DIRECTIONS FOR THIS TASK –
Please return the lines of the data that contain "label".

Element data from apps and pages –
-- Opening Marker --

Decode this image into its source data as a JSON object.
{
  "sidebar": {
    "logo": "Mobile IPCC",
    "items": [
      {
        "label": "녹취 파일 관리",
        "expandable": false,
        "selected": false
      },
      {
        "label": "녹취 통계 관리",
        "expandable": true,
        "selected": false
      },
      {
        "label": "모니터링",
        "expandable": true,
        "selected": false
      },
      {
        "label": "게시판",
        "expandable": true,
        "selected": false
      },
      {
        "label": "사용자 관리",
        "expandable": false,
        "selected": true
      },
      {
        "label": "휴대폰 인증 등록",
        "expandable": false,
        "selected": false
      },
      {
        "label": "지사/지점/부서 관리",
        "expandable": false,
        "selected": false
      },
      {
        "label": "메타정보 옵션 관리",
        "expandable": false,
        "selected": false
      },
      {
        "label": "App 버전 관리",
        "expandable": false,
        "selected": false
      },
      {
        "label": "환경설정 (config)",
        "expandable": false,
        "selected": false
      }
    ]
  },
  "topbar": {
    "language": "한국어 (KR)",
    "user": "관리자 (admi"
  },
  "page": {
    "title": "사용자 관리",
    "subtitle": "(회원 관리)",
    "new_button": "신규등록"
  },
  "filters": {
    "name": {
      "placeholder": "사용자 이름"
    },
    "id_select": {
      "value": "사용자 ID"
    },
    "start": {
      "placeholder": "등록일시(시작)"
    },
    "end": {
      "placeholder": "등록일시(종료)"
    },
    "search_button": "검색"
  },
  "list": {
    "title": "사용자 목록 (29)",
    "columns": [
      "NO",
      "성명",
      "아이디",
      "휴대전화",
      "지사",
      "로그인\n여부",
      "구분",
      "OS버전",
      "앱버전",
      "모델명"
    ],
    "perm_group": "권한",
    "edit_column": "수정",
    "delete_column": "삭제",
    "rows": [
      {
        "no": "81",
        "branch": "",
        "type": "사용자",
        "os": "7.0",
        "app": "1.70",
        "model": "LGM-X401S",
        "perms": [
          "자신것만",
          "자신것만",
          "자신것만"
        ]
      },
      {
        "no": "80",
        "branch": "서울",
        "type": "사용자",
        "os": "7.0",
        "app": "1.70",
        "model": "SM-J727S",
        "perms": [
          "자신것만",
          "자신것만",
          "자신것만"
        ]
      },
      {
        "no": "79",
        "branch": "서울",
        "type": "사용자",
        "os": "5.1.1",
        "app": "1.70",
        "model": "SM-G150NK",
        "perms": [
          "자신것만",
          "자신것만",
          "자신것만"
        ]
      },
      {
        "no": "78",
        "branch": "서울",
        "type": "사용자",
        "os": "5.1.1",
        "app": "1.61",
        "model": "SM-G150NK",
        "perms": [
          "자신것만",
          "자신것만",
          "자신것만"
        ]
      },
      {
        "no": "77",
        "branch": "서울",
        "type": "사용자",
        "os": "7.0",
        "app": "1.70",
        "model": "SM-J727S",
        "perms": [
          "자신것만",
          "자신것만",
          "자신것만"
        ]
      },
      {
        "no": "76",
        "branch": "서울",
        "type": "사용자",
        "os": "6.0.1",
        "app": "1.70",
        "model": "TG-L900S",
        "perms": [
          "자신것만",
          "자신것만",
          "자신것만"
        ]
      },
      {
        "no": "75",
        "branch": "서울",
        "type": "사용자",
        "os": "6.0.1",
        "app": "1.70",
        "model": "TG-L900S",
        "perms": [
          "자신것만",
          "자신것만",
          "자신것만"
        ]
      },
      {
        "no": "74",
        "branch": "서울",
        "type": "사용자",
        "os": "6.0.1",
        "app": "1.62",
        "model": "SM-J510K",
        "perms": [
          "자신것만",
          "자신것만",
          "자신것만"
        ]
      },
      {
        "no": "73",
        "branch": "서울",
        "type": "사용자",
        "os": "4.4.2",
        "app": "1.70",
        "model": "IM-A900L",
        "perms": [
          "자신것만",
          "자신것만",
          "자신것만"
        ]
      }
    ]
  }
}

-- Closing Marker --

WRITTEN RESPONSE –
        "label": "녹취 파일 관리",
        "label": "녹취 통계 관리",
        "label": "모니터링",
        "label": "게시판",
        "label": "사용자 관리",
        "label": "휴대폰 인증 등록",
        "label": "지사/지점/부서 관리",
        "label": "메타정보 옵션 관리",
        "label": "App 버전 관리",
        "label": "환경설정 (config)",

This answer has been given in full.